“The bar is set very high. It will be hard to do any better next time. Thanks so much.”

2022 Conference Participant

“In a time of webinar and Zoom fatigue, it was one of the first conferences in a while that I stayed for the whole thing. It was good to hear from former death row persons.”

2021 Conference Participant

“Incredibly informative, I have never attended a conference and I am so grateful for this experience and efforts to abolish the death penalty.”

2020 Conference Participant

“Last year was awesome; this year was super awesome.”

2020 & 2019 Conference Participant

“I’m sending this note to thank you and TCADP for the informative conference today. I attended with my father who invited me. I knew very little about this issue before today and found the conference to be enlightening. The panel discussion, keynote and awards, and the workshops were interesting, thought provoking, and informative. The facility was very nice and comfortable, and the food was excellent. It was a well-organized and interesting day, and I appreciate all the work that you and your group did to make this happen.”

2020 Conference Participant

“This was the first TCADP conference I have attended, and I wasn’t sure what to expect. The truth is that I was quite impressed. It was well run, well staffed, and well attended.”

2019 Conference Participant
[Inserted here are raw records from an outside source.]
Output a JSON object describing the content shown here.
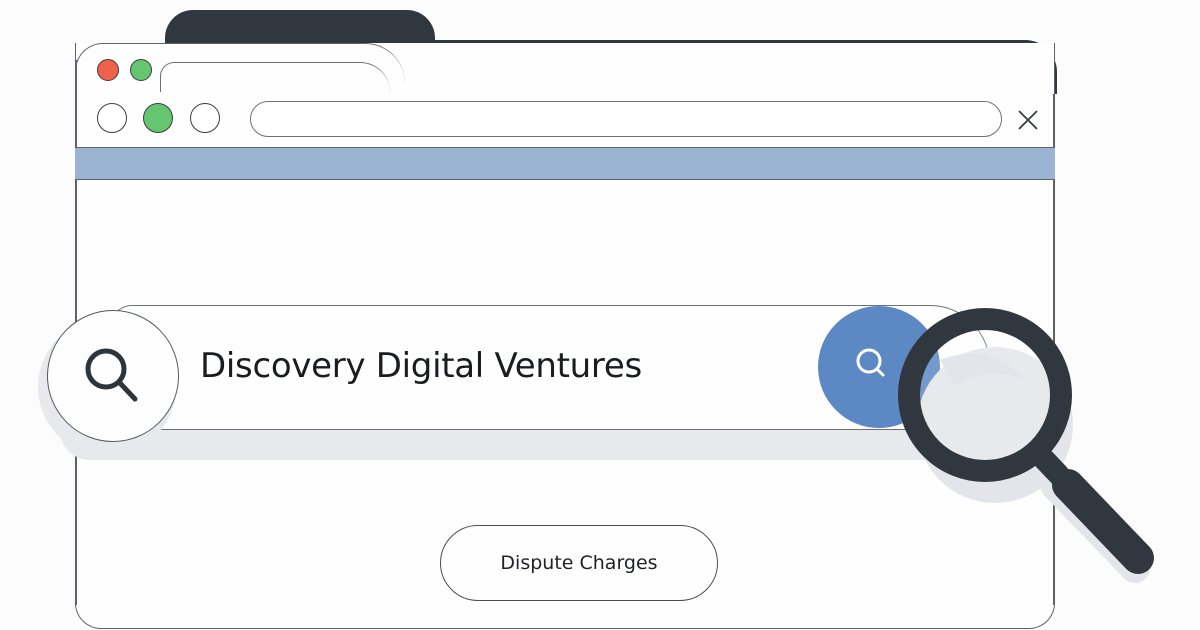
{
  "window": {
    "traffic_lights": [
      {
        "name": "close",
        "color": "#f0604a"
      },
      {
        "name": "maximize",
        "color": "#66c56f"
      }
    ],
    "nav_buttons": [
      {
        "name": "back",
        "color": "#ffffff"
      },
      {
        "name": "reload",
        "color": "#66c56f"
      },
      {
        "name": "forward",
        "color": "#ffffff"
      }
    ],
    "address_bar": {
      "value": "",
      "placeholder": ""
    },
    "close_icon": "close-x-icon",
    "band_color": "#9bb4d4",
    "chrome_color": "#31373e"
  },
  "search": {
    "query": "Discovery Digital Ventures",
    "left_icon": "search-icon",
    "button_icon": "search-icon",
    "button_color": "#5c88c3"
  },
  "decoration": {
    "magnifier_icon": "magnifying-glass-icon"
  },
  "actions": {
    "dispute_label": "Dispute Charges"
  }
}
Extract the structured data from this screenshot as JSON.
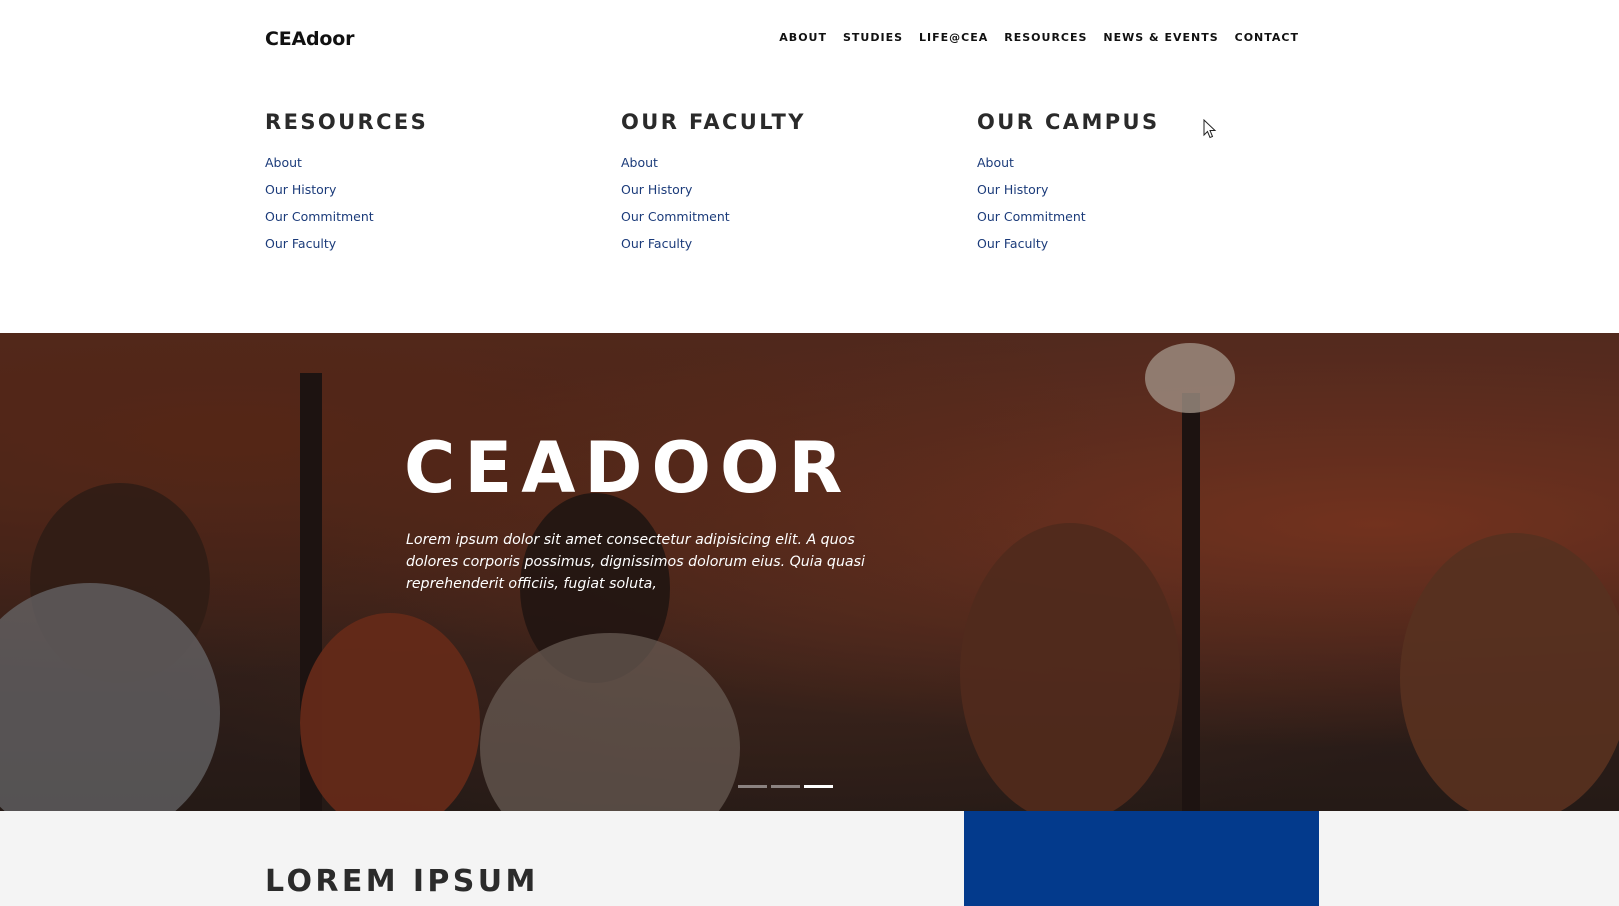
{
  "header": {
    "logo": "CEAdoor",
    "nav": [
      {
        "label": "ABOUT"
      },
      {
        "label": "STUDIES"
      },
      {
        "label": "LIFE@CEA"
      },
      {
        "label": "RESOURCES"
      },
      {
        "label": "NEWS & EVENTS"
      },
      {
        "label": "CONTACT"
      }
    ]
  },
  "mega_menu": {
    "columns": [
      {
        "title": "RESOURCES",
        "links": [
          "About",
          "Our History",
          "Our Commitment",
          "Our Faculty"
        ]
      },
      {
        "title": "OUR FACULTY",
        "links": [
          "About",
          "Our History",
          "Our Commitment",
          "Our Faculty"
        ]
      },
      {
        "title": "OUR CAMPUS",
        "links": [
          "About",
          "Our History",
          "Our Commitment",
          "Our Faculty"
        ]
      }
    ]
  },
  "hero": {
    "title": "CEADOOR",
    "text": "Lorem ipsum dolor sit amet consectetur adipisicing elit. A quos dolores corporis possimus, dignissimos dolorum eius. Quia quasi reprehenderit officiis, fugiat soluta,",
    "slides_total": 3,
    "active_slide": 3
  },
  "section": {
    "heading": "LOREM IPSUM"
  },
  "colors": {
    "link": "#1b3b7a",
    "panel_blue": "#033a8c",
    "section_bg": "#f4f4f4"
  }
}
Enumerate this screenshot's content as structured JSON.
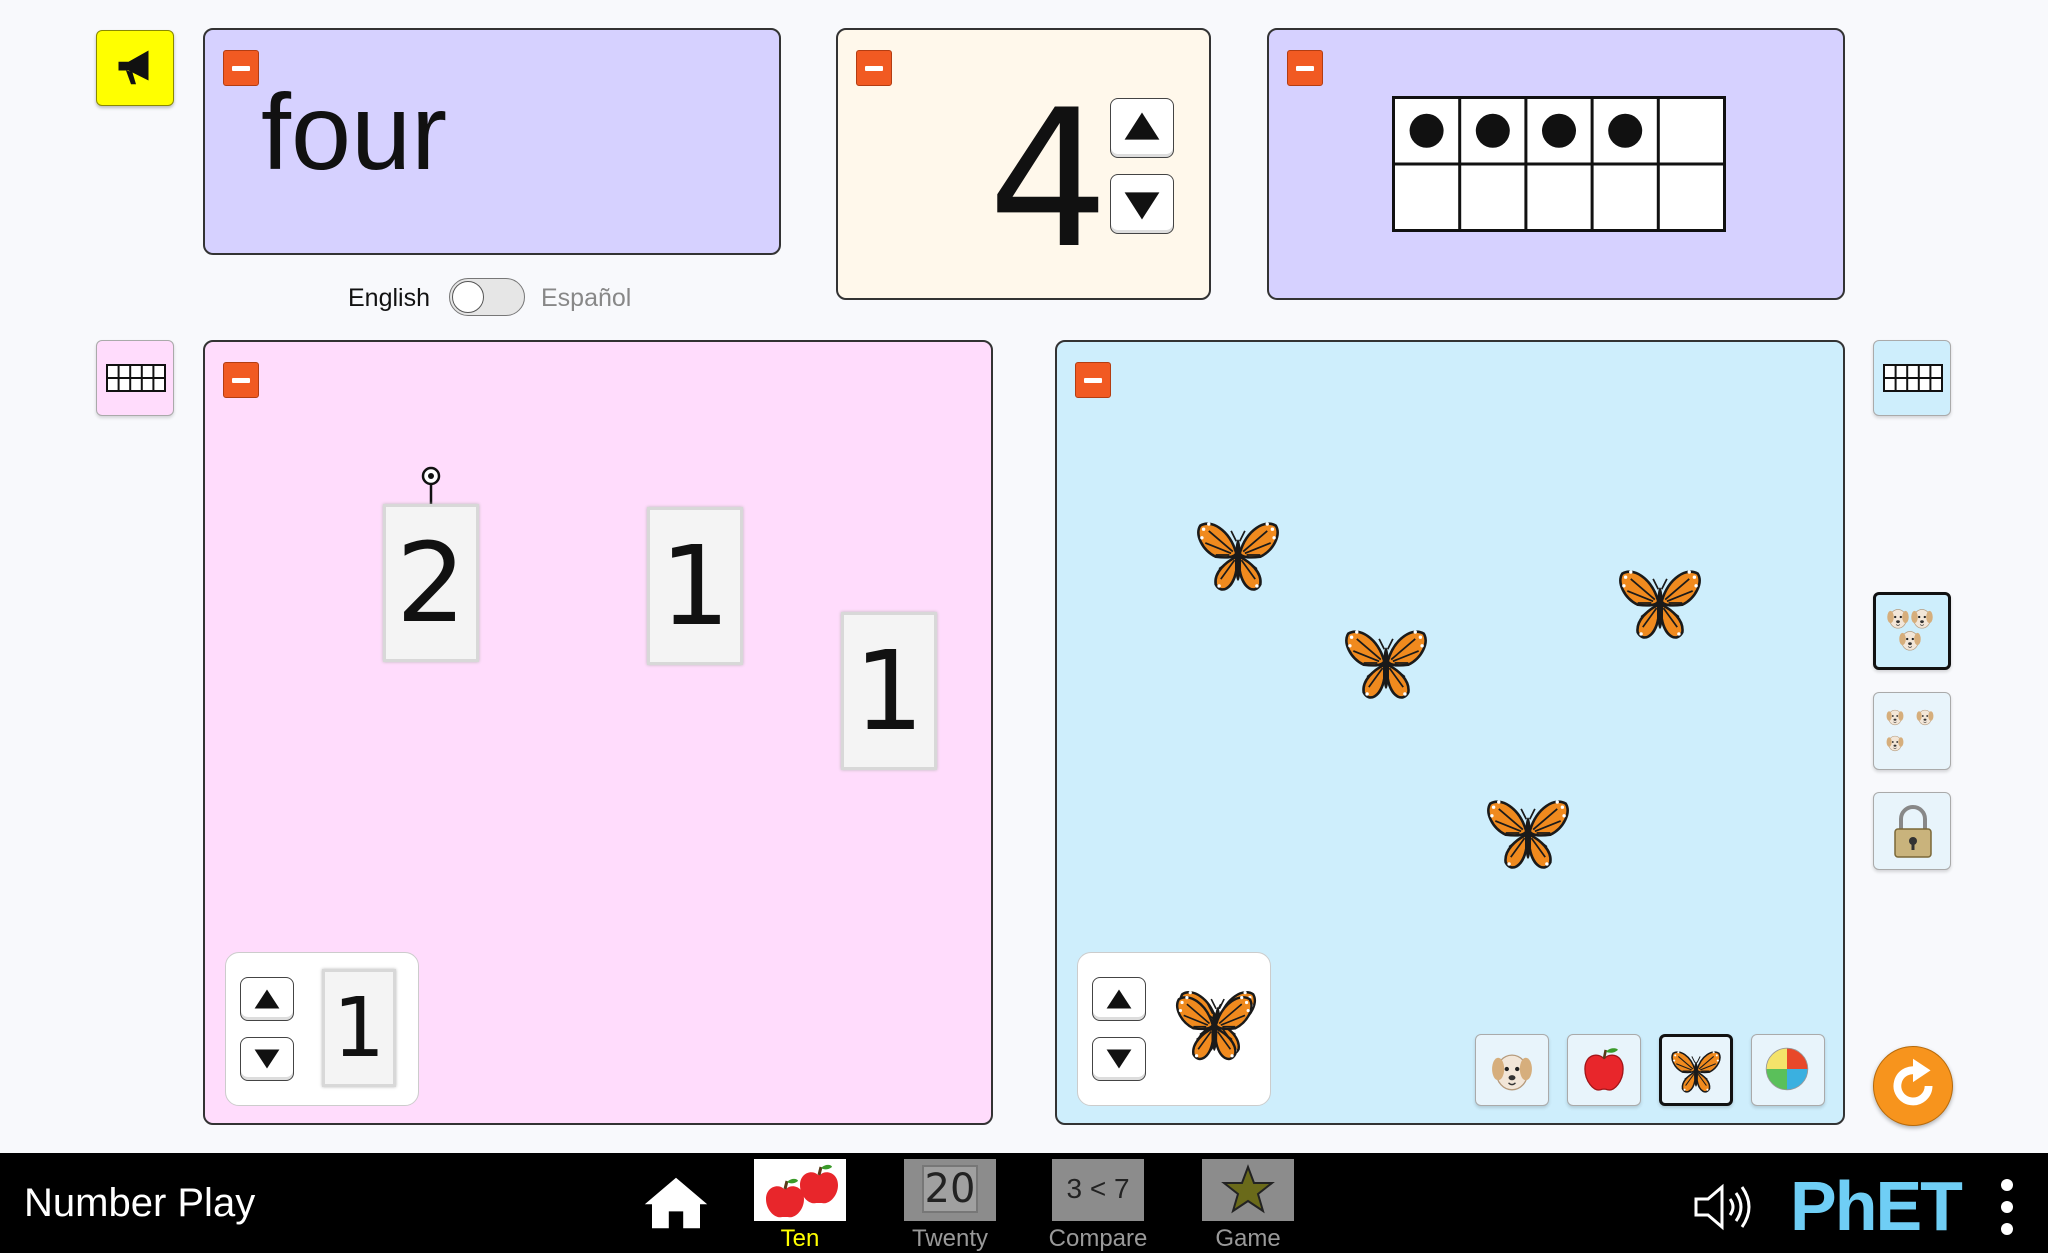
{
  "word_panel": {
    "word": "four"
  },
  "language_toggle": {
    "left_label": "English",
    "right_label": "Español"
  },
  "number_panel": {
    "value": "4"
  },
  "ten_frame": {
    "filled": 4,
    "total": 10
  },
  "left_play_area": {
    "cards": [
      "2",
      "1",
      "1"
    ],
    "creator_card": "1"
  },
  "right_play_area": {
    "object": "butterfly",
    "count": 4,
    "object_types": [
      "dog-icon",
      "apple-icon",
      "butterfly-icon",
      "ball-icon"
    ],
    "selected_type": "butterfly-icon"
  },
  "navbar": {
    "title": "Number Play",
    "tabs": [
      {
        "label": "Ten",
        "icon": "apples-icon",
        "selected": true
      },
      {
        "label": "Twenty",
        "icon_text": "20"
      },
      {
        "label": "Compare",
        "icon_text": "3 < 7"
      },
      {
        "label": "Game",
        "icon": "star-icon"
      }
    ],
    "brand": "PhET"
  },
  "colors": {
    "word_panel_bg": "#d6d1ff",
    "number_panel_bg": "#fff8eb",
    "ten_frame_panel_bg": "#d6d1ff",
    "left_area_bg": "#ffdcfc",
    "right_area_bg": "#ceeefc",
    "minus_button": "#f15a22",
    "speaker_button": "#ffff00",
    "selected_tab_label": "#ffff00",
    "phet_blue": "#6fcef5"
  }
}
“Your work to make it so seamless made people connect in amazing ways. Those connections will last long after this event.”

2019 Conference Participant